Try it: Please report how many lines of the listing contain the string "JSON", giving the number only.

Extracted information:
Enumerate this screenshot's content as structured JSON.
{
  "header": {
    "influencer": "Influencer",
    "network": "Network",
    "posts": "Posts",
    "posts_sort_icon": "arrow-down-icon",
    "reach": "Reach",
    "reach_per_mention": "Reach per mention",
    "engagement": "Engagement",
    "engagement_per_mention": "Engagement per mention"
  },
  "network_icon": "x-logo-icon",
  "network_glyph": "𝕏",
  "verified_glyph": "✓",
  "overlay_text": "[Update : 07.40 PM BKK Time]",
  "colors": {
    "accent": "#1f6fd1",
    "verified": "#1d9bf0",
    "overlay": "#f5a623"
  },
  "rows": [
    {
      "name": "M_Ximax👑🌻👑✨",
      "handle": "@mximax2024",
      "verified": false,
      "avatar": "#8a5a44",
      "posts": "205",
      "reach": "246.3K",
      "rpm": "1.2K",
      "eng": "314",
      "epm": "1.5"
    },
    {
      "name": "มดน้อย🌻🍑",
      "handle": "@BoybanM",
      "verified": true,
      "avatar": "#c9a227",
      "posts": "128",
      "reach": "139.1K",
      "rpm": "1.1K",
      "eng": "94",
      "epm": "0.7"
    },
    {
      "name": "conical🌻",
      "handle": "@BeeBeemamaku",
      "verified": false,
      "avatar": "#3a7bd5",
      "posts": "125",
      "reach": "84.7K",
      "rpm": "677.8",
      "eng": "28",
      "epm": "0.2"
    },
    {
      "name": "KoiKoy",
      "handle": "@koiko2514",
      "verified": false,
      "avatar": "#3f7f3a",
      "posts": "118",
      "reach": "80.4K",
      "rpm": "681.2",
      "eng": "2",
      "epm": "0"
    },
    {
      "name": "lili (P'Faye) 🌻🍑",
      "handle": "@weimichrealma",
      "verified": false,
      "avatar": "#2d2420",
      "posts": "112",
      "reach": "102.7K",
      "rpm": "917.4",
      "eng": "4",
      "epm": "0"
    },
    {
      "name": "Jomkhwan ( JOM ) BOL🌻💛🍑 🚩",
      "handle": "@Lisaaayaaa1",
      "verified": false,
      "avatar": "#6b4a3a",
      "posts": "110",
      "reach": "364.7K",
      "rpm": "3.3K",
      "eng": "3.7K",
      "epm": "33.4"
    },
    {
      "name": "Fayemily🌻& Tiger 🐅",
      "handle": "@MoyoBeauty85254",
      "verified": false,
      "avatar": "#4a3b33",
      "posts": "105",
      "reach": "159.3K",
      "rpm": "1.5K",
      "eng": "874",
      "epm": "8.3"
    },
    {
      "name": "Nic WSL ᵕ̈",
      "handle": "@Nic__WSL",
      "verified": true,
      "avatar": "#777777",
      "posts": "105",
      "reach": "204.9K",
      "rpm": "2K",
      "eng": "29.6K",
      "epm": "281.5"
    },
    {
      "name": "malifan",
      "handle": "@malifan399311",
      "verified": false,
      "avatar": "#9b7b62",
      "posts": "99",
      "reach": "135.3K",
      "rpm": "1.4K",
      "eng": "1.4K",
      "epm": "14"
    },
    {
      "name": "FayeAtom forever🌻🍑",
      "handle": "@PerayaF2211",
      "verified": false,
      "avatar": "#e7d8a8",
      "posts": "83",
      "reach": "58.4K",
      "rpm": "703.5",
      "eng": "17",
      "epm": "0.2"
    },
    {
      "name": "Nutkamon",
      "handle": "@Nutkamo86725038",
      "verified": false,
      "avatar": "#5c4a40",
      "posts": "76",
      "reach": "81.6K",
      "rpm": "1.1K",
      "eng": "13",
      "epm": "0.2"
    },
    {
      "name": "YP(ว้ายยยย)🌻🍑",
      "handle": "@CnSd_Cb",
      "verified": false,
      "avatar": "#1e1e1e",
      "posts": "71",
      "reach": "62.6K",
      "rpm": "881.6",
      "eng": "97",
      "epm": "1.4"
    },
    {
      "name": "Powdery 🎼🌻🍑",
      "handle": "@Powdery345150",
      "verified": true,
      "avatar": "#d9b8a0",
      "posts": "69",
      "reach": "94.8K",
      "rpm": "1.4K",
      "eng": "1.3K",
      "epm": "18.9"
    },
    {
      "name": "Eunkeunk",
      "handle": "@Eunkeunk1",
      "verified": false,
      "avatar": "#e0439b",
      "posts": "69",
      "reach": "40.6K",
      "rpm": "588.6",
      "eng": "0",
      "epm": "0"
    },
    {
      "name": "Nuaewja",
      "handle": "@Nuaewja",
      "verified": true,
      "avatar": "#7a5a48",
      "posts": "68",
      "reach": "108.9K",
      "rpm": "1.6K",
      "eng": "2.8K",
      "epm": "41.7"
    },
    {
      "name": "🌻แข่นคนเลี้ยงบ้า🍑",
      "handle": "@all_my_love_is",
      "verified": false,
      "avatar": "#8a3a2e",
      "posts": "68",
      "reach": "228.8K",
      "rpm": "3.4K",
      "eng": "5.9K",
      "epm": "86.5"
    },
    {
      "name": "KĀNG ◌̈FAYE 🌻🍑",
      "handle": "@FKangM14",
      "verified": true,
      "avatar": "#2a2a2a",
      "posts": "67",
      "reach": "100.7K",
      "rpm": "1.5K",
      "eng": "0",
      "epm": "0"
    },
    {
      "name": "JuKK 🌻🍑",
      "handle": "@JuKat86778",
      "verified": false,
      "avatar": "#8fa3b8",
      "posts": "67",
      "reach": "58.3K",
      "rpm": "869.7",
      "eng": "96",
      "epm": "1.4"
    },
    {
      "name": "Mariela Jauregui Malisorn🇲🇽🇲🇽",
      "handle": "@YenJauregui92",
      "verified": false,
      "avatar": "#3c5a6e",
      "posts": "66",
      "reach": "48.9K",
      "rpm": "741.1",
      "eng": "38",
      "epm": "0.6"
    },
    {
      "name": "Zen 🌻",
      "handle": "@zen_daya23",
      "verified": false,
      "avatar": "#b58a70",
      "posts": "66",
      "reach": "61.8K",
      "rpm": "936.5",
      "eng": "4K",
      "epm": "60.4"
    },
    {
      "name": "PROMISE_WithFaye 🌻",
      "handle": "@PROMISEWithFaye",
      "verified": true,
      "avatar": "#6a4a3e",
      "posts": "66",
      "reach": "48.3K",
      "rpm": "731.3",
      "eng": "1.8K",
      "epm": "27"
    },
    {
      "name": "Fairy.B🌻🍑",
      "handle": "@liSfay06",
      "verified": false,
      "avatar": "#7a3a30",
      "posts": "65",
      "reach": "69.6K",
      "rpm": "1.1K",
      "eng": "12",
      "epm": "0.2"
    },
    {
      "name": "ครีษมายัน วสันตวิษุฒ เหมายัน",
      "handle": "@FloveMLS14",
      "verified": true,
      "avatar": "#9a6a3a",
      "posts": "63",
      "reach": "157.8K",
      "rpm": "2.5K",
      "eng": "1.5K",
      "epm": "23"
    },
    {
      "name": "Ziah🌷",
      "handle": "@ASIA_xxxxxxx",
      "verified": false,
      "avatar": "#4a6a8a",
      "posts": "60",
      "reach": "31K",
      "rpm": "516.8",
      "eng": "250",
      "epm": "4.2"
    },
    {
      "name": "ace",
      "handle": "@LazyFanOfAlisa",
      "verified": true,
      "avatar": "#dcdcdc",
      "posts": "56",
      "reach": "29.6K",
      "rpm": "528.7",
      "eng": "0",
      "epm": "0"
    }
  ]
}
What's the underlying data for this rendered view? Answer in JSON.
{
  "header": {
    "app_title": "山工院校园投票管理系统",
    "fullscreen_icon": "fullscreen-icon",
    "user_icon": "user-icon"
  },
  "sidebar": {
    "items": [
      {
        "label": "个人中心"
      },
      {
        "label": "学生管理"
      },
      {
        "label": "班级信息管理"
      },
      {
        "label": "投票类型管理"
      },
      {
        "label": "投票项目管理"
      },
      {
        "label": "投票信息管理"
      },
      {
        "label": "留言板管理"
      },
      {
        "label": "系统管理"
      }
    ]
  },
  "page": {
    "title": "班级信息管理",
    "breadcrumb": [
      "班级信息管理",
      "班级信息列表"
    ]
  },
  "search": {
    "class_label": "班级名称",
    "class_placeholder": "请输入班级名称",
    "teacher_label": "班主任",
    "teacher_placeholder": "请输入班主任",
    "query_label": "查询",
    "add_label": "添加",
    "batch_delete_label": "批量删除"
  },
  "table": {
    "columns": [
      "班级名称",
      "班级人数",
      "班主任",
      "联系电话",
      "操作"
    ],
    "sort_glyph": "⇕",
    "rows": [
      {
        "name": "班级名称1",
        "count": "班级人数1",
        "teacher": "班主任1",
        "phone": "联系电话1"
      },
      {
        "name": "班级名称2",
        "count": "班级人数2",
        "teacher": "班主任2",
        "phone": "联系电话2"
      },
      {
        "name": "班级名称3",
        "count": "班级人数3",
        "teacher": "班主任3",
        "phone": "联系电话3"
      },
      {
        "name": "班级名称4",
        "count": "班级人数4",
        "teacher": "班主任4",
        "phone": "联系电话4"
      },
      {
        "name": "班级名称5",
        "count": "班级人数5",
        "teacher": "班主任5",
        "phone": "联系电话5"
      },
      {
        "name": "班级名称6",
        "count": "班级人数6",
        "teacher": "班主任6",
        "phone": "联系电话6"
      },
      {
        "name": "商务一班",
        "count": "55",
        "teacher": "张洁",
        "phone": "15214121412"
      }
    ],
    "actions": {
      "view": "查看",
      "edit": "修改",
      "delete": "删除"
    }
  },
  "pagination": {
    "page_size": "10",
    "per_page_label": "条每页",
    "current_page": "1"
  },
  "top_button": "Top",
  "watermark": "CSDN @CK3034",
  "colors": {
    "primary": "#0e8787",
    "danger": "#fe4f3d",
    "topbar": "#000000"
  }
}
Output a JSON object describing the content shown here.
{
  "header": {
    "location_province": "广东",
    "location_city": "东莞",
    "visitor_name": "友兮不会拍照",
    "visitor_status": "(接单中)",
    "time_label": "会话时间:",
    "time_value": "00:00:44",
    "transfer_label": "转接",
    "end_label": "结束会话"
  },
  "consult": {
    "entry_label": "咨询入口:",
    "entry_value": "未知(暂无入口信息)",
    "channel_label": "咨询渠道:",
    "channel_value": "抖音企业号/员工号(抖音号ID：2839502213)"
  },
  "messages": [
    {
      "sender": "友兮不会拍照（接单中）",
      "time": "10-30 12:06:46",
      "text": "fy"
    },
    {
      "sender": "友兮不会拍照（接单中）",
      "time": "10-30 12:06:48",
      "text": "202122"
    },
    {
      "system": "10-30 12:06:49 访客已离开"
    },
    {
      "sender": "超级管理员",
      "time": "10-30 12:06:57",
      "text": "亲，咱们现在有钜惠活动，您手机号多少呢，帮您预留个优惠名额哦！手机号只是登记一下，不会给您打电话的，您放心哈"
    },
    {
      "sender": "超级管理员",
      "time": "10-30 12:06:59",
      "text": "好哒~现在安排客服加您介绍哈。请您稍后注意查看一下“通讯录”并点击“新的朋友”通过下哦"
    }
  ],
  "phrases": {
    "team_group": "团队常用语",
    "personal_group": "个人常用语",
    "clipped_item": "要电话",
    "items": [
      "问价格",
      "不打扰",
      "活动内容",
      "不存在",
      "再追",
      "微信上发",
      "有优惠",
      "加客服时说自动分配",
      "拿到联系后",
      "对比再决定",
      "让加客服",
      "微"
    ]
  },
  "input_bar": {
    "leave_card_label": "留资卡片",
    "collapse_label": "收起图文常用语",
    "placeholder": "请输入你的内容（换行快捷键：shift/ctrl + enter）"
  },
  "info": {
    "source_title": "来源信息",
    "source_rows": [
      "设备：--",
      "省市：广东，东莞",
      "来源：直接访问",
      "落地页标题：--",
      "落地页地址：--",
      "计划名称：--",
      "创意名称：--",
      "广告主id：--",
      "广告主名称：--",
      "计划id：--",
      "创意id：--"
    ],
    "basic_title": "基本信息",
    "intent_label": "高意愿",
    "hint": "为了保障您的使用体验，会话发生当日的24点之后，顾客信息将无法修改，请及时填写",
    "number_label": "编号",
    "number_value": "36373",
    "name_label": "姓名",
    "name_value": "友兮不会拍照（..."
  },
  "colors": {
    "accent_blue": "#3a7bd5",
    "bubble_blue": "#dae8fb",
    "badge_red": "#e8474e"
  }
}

Solution to the exercise: 3